They had lived together for ten months, with the first month being pure bliss and the following nine consisting of discussions evolving into disagreements, which acquired the dimensions of arguments, one after the other. They had both brought quite a bit of baggage with them into their relationship and it was showing up all the time.
“You think it’s easy being me?” With a furious face, Lorraine pulled a suitcase from under the bed. “Do you? Well, listen to this!”
Lorraine popped open the suitcase laying on the floor, the lid flew open, and her mother rose straight up out of it, finger already waggling.
“You’re a bad girl. Your math scores are low, you hang around with the wrong crowd, and when was the last time you helped in the kitchen? You are never going to amount to anything. Never ever.”
Lorraine pointed to her mother and yelled at her boyfriend Arthur. “See!”
Arthur shook his head in a combination of pity and superiority. “Oh…you think you’ve had it so bad? Take a look at what I had when I was eight.”
Arthur pulled a bag of his own down from the top shelf of the closet and opened it. A cute little doggie jumped out of it and ran around on the floor barking playfully. Suddenly a train came barreling through the bathroom door and ran over the dog, cutting it in half, then thirds, then mincemeat, and then shot out the window just a suddenly.
“See!” Arthur pointed at the bits of his scattered, dead childhood pet. “How am I just supposed to get over that?”
Lorraine stared open-mouthed at her boyfriend’s puppy’s body parts…but she had what she thought was even worse.
She walked over to her dressing table and yanked open her usually locked top drawer. Out of this arose a life-size pelt of of her skin when she was five. It was covered in welts. “This is what my father did to me when I was five. At five years old! One doesn’t easily forget such things.”
“Exactly!” Arthur shouted as he jumped toward his gym bag, ripped open the main zipper of the bag so his father’s head like a bowling ball could emerge to sneer at his son, “You think you’re a man? You’re lousy at sports, you always hide in your room with your games and books, say boo and you pee in your pants. Be a man. Come on, throw a punch? Think you’re tougher than your old man? Huh? Do you? I said, Do You?”
Lorraine opened her rather overlarge handbag and out came three giggling teenage friends who just pointed at her shoes and laughed and laughed.
Arthur popped open his mobile phone and out came thirty of his so-called university friends , each staring at their own mobile phones, Arthur’s number glowing on it, and not dialing.
Lorraine and Arthur pulled out of their separate overnight bags twenty-seven pairs of lips, which flapped crazily around the room like manic butterflies, each mouthing off different parts of their past conversations, endlessly analyzing their relationship from different possible angles, over and over and over.
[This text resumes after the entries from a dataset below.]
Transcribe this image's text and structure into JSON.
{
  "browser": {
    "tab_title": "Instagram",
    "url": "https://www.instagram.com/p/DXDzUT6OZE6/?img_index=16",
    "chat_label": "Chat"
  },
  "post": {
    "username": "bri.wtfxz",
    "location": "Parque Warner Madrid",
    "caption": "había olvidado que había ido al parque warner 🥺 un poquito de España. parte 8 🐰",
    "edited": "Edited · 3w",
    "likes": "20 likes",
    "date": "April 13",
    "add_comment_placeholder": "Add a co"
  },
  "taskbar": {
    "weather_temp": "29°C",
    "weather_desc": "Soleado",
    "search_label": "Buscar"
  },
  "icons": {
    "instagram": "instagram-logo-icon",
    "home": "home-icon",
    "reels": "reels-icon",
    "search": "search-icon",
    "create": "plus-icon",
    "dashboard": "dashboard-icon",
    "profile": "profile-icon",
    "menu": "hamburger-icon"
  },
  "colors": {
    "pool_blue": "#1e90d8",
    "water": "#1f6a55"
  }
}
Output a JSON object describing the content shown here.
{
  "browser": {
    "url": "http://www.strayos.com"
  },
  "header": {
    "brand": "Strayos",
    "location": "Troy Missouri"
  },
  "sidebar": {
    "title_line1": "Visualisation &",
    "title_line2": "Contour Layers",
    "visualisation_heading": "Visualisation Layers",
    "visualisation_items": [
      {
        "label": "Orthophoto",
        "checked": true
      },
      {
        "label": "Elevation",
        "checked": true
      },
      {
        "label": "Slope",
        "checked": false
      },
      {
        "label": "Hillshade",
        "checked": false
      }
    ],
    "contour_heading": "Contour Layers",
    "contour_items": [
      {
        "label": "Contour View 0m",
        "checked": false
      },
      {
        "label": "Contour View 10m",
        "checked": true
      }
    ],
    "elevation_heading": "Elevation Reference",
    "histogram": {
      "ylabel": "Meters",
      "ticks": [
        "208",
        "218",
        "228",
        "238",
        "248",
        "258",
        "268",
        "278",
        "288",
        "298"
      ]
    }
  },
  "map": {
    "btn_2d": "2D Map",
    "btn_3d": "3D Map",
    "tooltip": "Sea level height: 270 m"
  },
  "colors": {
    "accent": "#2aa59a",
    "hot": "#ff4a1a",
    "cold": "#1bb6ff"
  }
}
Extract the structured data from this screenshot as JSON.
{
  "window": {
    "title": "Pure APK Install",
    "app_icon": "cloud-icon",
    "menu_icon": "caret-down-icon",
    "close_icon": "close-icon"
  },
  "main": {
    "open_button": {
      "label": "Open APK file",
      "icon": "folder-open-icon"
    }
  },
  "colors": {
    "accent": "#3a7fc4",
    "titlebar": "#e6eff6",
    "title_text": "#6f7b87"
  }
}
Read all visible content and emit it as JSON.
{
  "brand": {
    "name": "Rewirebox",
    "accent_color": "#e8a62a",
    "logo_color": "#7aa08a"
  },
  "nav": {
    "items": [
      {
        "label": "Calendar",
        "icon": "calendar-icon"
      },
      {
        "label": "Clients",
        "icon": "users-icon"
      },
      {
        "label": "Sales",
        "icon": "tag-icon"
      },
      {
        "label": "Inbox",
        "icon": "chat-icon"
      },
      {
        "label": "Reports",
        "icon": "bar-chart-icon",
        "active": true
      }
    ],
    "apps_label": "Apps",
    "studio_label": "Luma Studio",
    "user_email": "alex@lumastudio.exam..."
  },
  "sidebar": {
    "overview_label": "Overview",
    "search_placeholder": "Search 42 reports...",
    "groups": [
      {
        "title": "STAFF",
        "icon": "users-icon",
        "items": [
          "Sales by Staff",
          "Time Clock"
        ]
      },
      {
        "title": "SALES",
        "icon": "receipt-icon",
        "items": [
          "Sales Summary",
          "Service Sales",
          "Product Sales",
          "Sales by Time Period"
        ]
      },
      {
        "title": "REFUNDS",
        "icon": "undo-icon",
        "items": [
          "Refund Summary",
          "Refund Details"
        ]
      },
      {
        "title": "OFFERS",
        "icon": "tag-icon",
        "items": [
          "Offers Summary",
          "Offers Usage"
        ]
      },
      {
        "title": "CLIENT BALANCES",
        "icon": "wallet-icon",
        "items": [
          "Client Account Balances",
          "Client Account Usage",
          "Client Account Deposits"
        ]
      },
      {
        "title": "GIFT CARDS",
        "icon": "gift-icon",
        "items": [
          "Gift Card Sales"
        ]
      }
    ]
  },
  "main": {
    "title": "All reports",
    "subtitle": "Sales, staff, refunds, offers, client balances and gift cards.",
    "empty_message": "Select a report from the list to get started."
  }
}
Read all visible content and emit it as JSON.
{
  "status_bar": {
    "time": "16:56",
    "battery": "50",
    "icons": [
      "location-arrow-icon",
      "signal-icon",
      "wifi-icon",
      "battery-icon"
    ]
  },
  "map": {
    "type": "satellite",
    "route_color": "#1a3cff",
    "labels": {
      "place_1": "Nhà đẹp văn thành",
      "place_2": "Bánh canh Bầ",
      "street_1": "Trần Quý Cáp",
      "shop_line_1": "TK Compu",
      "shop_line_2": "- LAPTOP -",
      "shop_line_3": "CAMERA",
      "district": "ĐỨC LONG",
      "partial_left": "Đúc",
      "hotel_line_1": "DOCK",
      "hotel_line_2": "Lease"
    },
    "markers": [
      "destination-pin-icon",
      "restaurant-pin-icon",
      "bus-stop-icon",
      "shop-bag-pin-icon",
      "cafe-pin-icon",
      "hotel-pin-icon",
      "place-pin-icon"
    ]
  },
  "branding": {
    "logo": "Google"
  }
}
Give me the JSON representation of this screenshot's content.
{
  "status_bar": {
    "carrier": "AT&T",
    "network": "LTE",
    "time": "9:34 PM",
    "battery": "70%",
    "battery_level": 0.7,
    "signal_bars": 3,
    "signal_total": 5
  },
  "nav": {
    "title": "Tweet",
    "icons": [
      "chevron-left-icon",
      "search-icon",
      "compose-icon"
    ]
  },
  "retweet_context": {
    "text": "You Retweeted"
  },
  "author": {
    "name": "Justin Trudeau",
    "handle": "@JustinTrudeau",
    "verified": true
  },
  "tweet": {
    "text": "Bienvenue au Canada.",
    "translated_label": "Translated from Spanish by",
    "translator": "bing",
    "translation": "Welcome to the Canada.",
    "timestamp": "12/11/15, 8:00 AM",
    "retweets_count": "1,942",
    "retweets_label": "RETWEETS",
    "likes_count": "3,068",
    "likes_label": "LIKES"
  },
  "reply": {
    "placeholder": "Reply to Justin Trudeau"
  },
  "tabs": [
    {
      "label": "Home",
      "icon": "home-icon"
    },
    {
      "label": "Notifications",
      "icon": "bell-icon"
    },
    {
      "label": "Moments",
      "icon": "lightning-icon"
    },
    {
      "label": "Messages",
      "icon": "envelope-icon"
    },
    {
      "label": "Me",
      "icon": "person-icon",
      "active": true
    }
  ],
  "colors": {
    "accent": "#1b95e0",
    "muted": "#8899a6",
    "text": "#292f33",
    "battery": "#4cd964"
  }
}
The combined emotional noise was frantic and piercing.
Lorraine whipped out from a hidden compartment in her baggage her seven month old self, wailing in fear and tears. Arthur did the same from his own hidden compartment, yanking out his nine month old self, wailing, teary, waving his helpless arms about feverishly. Lorraine pulled out her thirty month old self, followed by herself at eight, eighteen and twenty-one, always crying and wounded, internally more than externally. Arthur matched her with his own self at fifteen months, eight, seventeen, and twenty-eight years of age, weeping and afraid and alone. There were different scenes being yanked out of different baggage of being fired from jobs for no good reasons or refusals of employment, again for no good reason, other partners turning away from them, siblings or cruel cousins teasing them mercilessly, their parents continually appearing in different guises from different times with fuller, fresher curses to hurl at them. The couple showed off the times when they scrapped their knees at five or were slapped at seventeen.
Meanwhile, the train kept charging out of the bathroom and running over the newly revived happy pet dog over and over again, while the mother berated the daughter and the father taunted the son and many teenage friends and recent business colleagues endlessly betrayed and tormented them. And their lips talked and talked and complained and wished the other would change, change, change for the better.
Then both suddenly stared at the various traumas that pulsed and moaned all around their apartment, and they ran into each other’s arms, wanting to shout, Save me! and Love me! and Help me! and I didn’t know! and Oh my God! And in the end they always said, each time, I love you.
And the baggage zipped back up and went quiet, for a while.